The brain absorbs around 34GB of new information every day, which is essentially enough to overwhelm a laptop. Much of this new information prompts us to reflect on and challenge our core beliefs, but we rarely understand why, and it can lead to confusion regarding what we actually understand.
The idea of the populace lacking an understanding about their personal belief systems is a frightening notion to consider. Usually, a remedy for this confusion is to pursue higher education for clarity about social, economic and personal issues.
College courses are typically rigorous enough to force us into confronting our preconceived notions, but many students lack the ability to relay what they’ve learned to others effectively. Classrooms are becoming areas where people only memorize facts and equations and thus students never learn the art of presenting these findings to others.
Argumentation is the action or process of reasoning systematically in support of an idea, action or theory. There are a few reasons why understanding this process is important in the intake and processing of the new information we learn each day.
First and foremost, argumentation helps critical thinking skills, as it forces individuals to collect their thoughts in a more effective manner.
Secondly, it forces one to think outside the box regarding personal views and learn to relay information rather than only absorbing it.

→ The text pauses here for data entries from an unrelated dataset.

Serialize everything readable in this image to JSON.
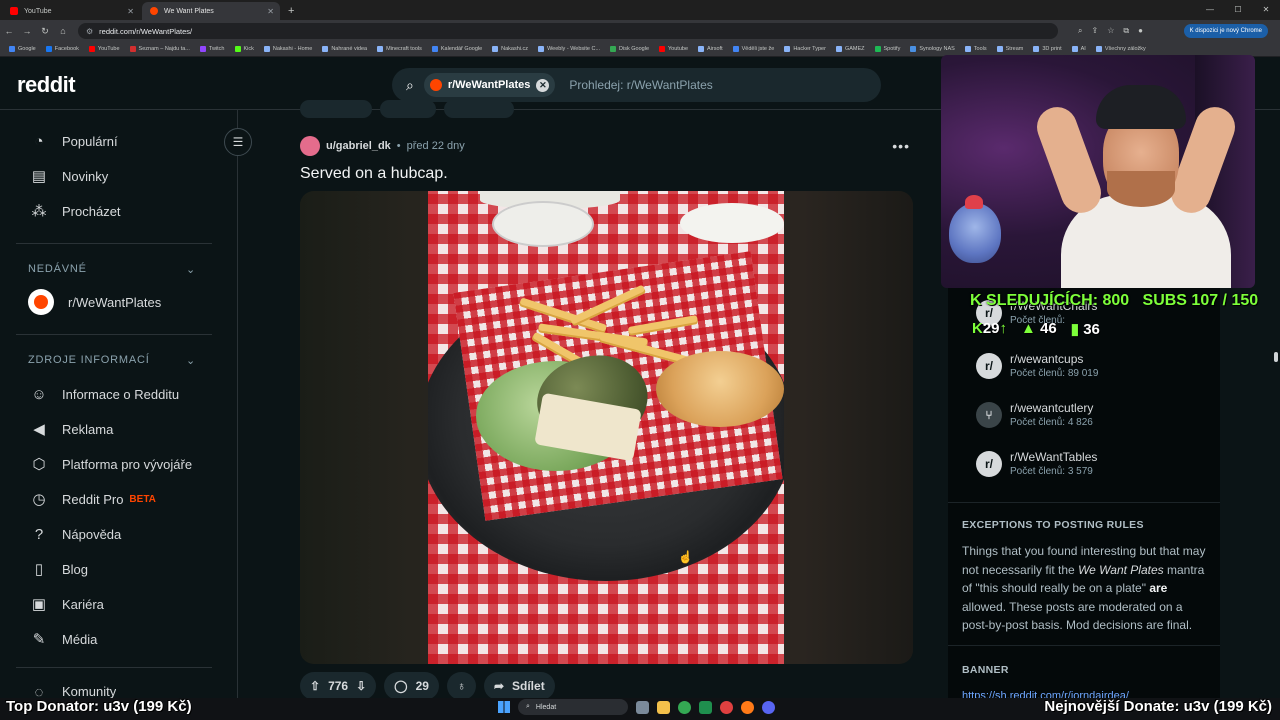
{
  "browser": {
    "tabs": [
      {
        "label": "YouTube",
        "active": false
      },
      {
        "label": "We Want Plates",
        "active": true
      }
    ],
    "new_tab": "+",
    "url": "reddit.com/r/WeWantPlates/",
    "chrome_badge": "K dispozici je nový Chrome",
    "bookmarks": [
      "Google",
      "Facebook",
      "YouTube",
      "Seznam – Najdu ta...",
      "Twitch",
      "Kick",
      "Nakashi - Home",
      "Nahrané videa",
      "Minecraft tools",
      "Kalendář Google",
      "Nakashi.cz",
      "Weebly - Website C...",
      "Disk Google",
      "Youtube",
      "Airsoft",
      "Věděli jste že",
      "Hacker Typer",
      "GAMEZ",
      "Spotify",
      "Synology NAS",
      "Tools",
      "Stream",
      "3D print",
      "AI",
      "Všechny záložky"
    ]
  },
  "reddit": {
    "logo": "reddit",
    "search": {
      "chip_label": "r/WeWantPlates",
      "placeholder": "Prohledej: r/WeWantPlates"
    },
    "nav": {
      "main": [
        {
          "label": "Populární",
          "icon": "trending-icon"
        },
        {
          "label": "Novinky",
          "icon": "news-icon"
        },
        {
          "label": "Procházet",
          "icon": "explore-icon"
        }
      ],
      "recent_title": "NEDÁVNÉ",
      "recent": [
        {
          "label": "r/WeWantPlates"
        }
      ],
      "resources_title": "ZDROJE INFORMACÍ",
      "resources": [
        {
          "label": "Informace o Redditu",
          "icon": "reddit-icon"
        },
        {
          "label": "Reklama",
          "icon": "megaphone-icon"
        },
        {
          "label": "Platforma pro vývojáře",
          "icon": "hexagon-icon"
        },
        {
          "label": "Reddit Pro",
          "icon": "clock-icon",
          "badge": "BETA"
        },
        {
          "label": "Nápověda",
          "icon": "help-icon"
        },
        {
          "label": "Blog",
          "icon": "book-icon"
        },
        {
          "label": "Kariéra",
          "icon": "briefcase-icon"
        },
        {
          "label": "Média",
          "icon": "mic-icon"
        }
      ],
      "communities_cut": "Komunity"
    },
    "post": {
      "author": "u/gabriel_dk",
      "separator": "•",
      "age": "před 22 dny",
      "more": "•••",
      "title": "Served on a hubcap.",
      "votes": "776",
      "comments": "29",
      "share": "Sdílet"
    },
    "sidebar": {
      "related": [
        {
          "name": "r/WeWantChairs",
          "meta": "Počet členů:"
        },
        {
          "name": "r/wewantcups",
          "meta": "Počet členů: 89 019"
        },
        {
          "name": "r/wewantcutlery",
          "meta": "Počet členů: 4 826"
        },
        {
          "name": "r/WeWantTables",
          "meta": "Počet členů: 3 579"
        }
      ],
      "rules_title": "EXCEPTIONS TO POSTING RULES",
      "rules_text_1": "Things that you found interesting but that may not necessarily fit the ",
      "rules_em": "We Want Plates",
      "rules_text_2": " mantra of \"this should really be on a plate\" ",
      "rules_bold": "are",
      "rules_text_3": " allowed. These posts are moderated on a post-by-post basis. Mod decisions are final.",
      "banner_title": "BANNER",
      "banner_link": "https://sh.reddit.com/r/jorndairdea/"
    }
  },
  "overlay": {
    "viewers": "SLEDUJÍCÍCH: 800",
    "subs": "SUBS 107 / 150",
    "kick_count": "29",
    "follow_count": "46",
    "chart_count": "36",
    "top_donator": "Top Donator: u3v (199 Kč)",
    "latest_donate": "Nejnovější Donate: u3v (199 Kč)"
  },
  "taskbar": {
    "search": "Hledat"
  },
  "colors": {
    "accent": "#ff4500",
    "stream_green": "#7dff3a",
    "link": "#6ea6ff"
  }
}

Lastly, it reminds one about the importance of being informed and keeping some information at a distance while marking other pieces as valuable.

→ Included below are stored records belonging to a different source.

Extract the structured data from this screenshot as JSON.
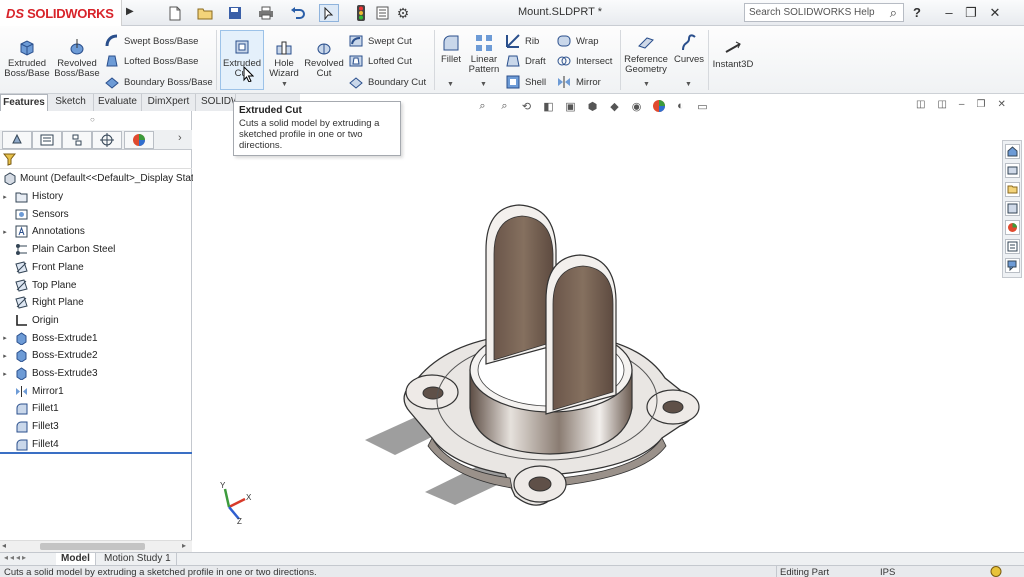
{
  "app": {
    "logo_ds": "DS",
    "logo_name": "SOLIDWORKS",
    "document_title": "Mount.SLDPRT *",
    "search_placeholder": "Search SOLIDWORKS Help",
    "help_label": "?"
  },
  "ribbon": {
    "extruded_boss": "Extruded Boss/Base",
    "revolved_boss": "Revolved Boss/Base",
    "swept_boss": "Swept Boss/Base",
    "lofted_boss": "Lofted Boss/Base",
    "boundary_boss": "Boundary Boss/Base",
    "extruded_cut": "Extruded Cut",
    "hole_wizard": "Hole Wizard",
    "revolved_cut": "Revolved Cut",
    "swept_cut": "Swept Cut",
    "lofted_cut": "Lofted Cut",
    "boundary_cut": "Boundary Cut",
    "fillet": "Fillet",
    "linear_pattern": "Linear Pattern",
    "rib": "Rib",
    "draft": "Draft",
    "shell": "Shell",
    "wrap": "Wrap",
    "intersect": "Intersect",
    "mirror": "Mirror",
    "reference_geometry": "Reference Geometry",
    "curves": "Curves",
    "instant3d": "Instant3D"
  },
  "tabs": [
    "Features",
    "Sketch",
    "Evaluate",
    "DimXpert",
    "SOLIDW"
  ],
  "tooltip": {
    "title": "Extruded Cut",
    "description": "Cuts a solid model by extruding a sketched profile in one or two directions."
  },
  "tree": {
    "root": "Mount  (Default<<Default>_Display State",
    "items": [
      {
        "label": "History",
        "icon": "history-icon"
      },
      {
        "label": "Sensors",
        "icon": "sensor-icon"
      },
      {
        "label": "Annotations",
        "icon": "annotations-icon"
      },
      {
        "label": "Plain Carbon Steel",
        "icon": "material-icon"
      },
      {
        "label": "Front Plane",
        "icon": "plane-icon"
      },
      {
        "label": "Top Plane",
        "icon": "plane-icon"
      },
      {
        "label": "Right Plane",
        "icon": "plane-icon"
      },
      {
        "label": "Origin",
        "icon": "origin-icon"
      },
      {
        "label": "Boss-Extrude1",
        "icon": "extrude-icon"
      },
      {
        "label": "Boss-Extrude2",
        "icon": "extrude-icon"
      },
      {
        "label": "Boss-Extrude3",
        "icon": "extrude-icon"
      },
      {
        "label": "Mirror1",
        "icon": "mirror-icon"
      },
      {
        "label": "Fillet1",
        "icon": "fillet-icon"
      },
      {
        "label": "Fillet3",
        "icon": "fillet-icon"
      },
      {
        "label": "Fillet4",
        "icon": "fillet-icon"
      }
    ]
  },
  "bottom_tabs": [
    "Model",
    "Motion Study 1"
  ],
  "status": {
    "message": "Cuts a solid model by extruding a sketched profile in one or two directions.",
    "mode": "Editing Part",
    "units": "IPS"
  },
  "axis_labels": {
    "x": "X",
    "y": "Y",
    "z": "Z"
  },
  "colors": {
    "brand": "#d8232a",
    "selection": "#3a6fc4",
    "fin": "#7a6558"
  }
}
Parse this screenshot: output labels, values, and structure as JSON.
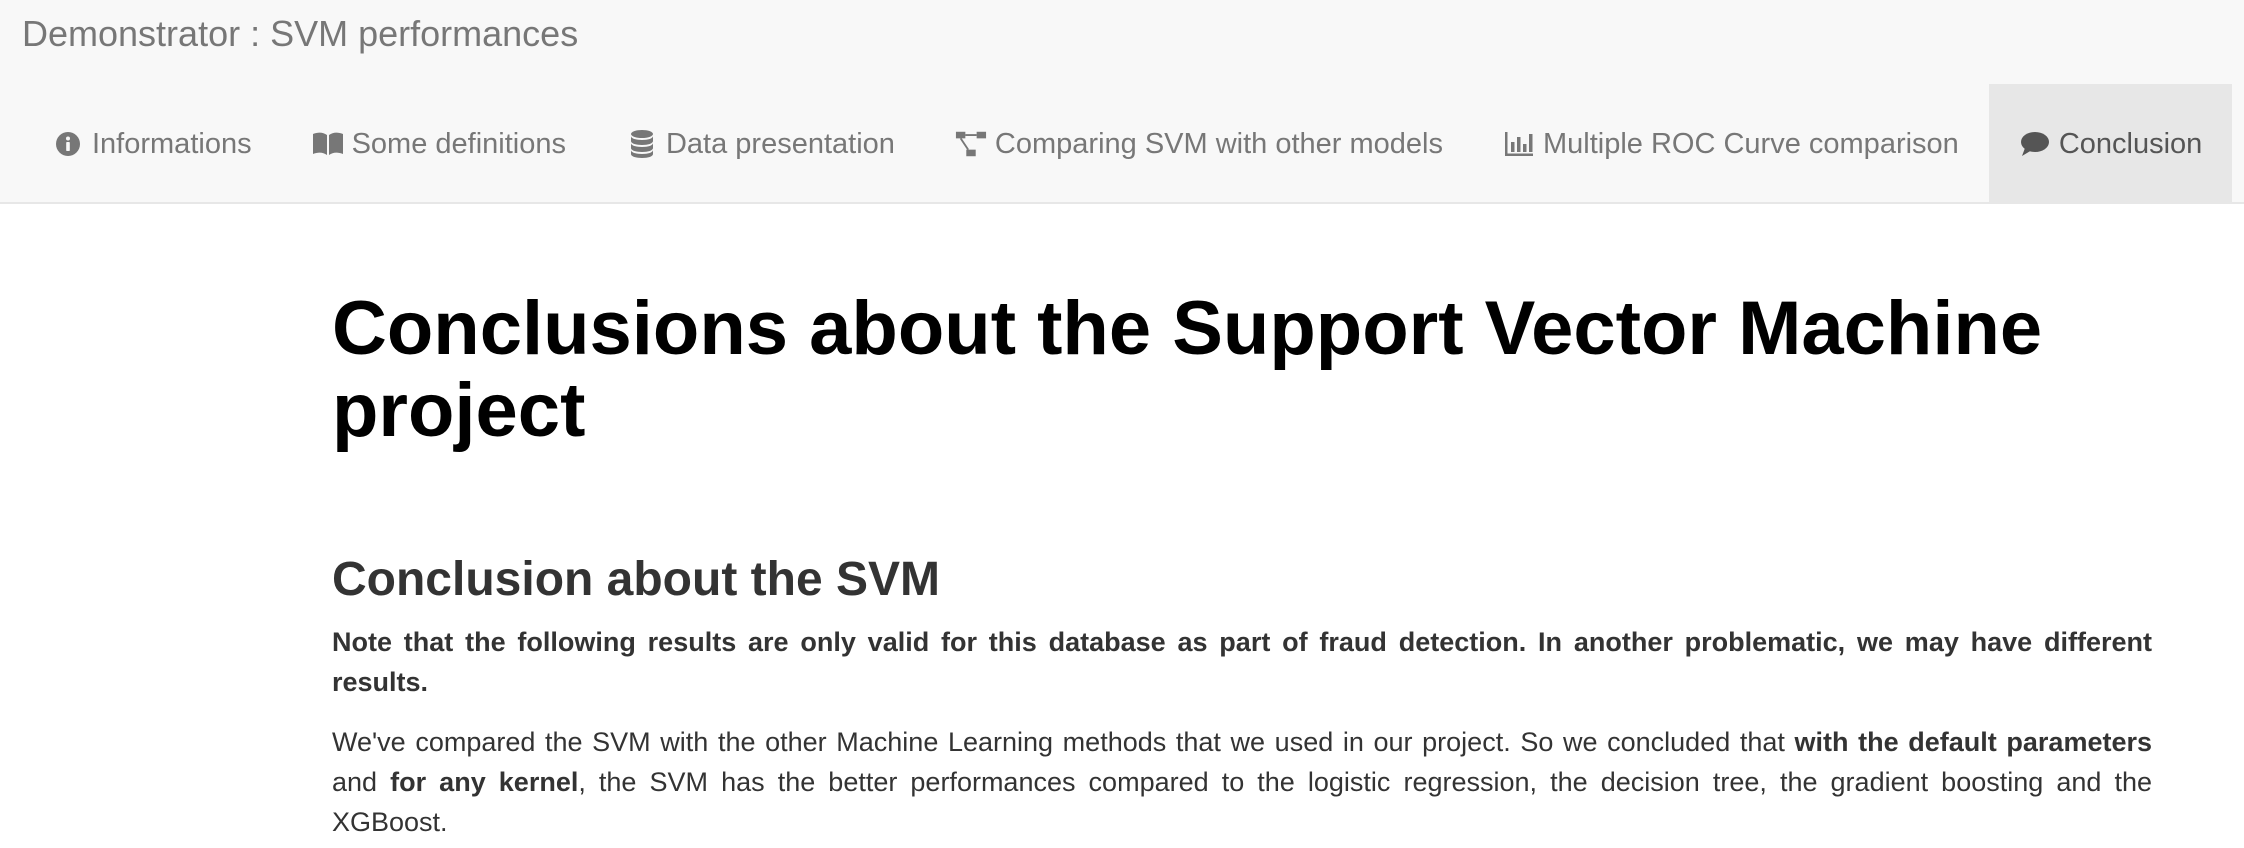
{
  "navbar": {
    "brand": "Demonstrator : SVM performances",
    "tabs": [
      {
        "label": "Informations",
        "icon": "info-circle-icon",
        "active": false
      },
      {
        "label": "Some definitions",
        "icon": "book-open-icon",
        "active": false
      },
      {
        "label": "Data presentation",
        "icon": "database-icon",
        "active": false
      },
      {
        "label": "Comparing SVM with other models",
        "icon": "sitemap-icon",
        "active": false
      },
      {
        "label": "Multiple ROC Curve comparison",
        "icon": "bar-chart-icon",
        "active": false
      },
      {
        "label": "Conclusion",
        "icon": "comment-icon",
        "active": true
      }
    ]
  },
  "main": {
    "title": "Conclusions about the Support Vector Machine project",
    "section_title": "Conclusion about the SVM",
    "note": "Note that the following results are only valid for this database as part of fraud detection. In another problematic, we may have different results.",
    "paragraph": {
      "part1": "We've compared the SVM with the other Machine Learning methods that we used in our project. So we concluded that ",
      "bold1": "with the default parameters",
      "part2": " and ",
      "bold2": "for any kernel",
      "part3": ", the SVM has the better performances compared to the logistic regression, the decision tree, the gradient boosting and the XGBoost."
    }
  },
  "colors": {
    "navbar_bg": "#f8f8f8",
    "active_tab_bg": "#e7e7e7",
    "nav_text": "#777777",
    "title_text": "#000000",
    "body_text": "#333333"
  }
}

Among the many classes offered in both college and high school settings, argumentation is an important one to consider because it is an essential life skill that will enrich one’s career and personal life. It’s time to reconsider the value of simply learning information and pursue the ability to utilize it in the workplace and in personal interactions.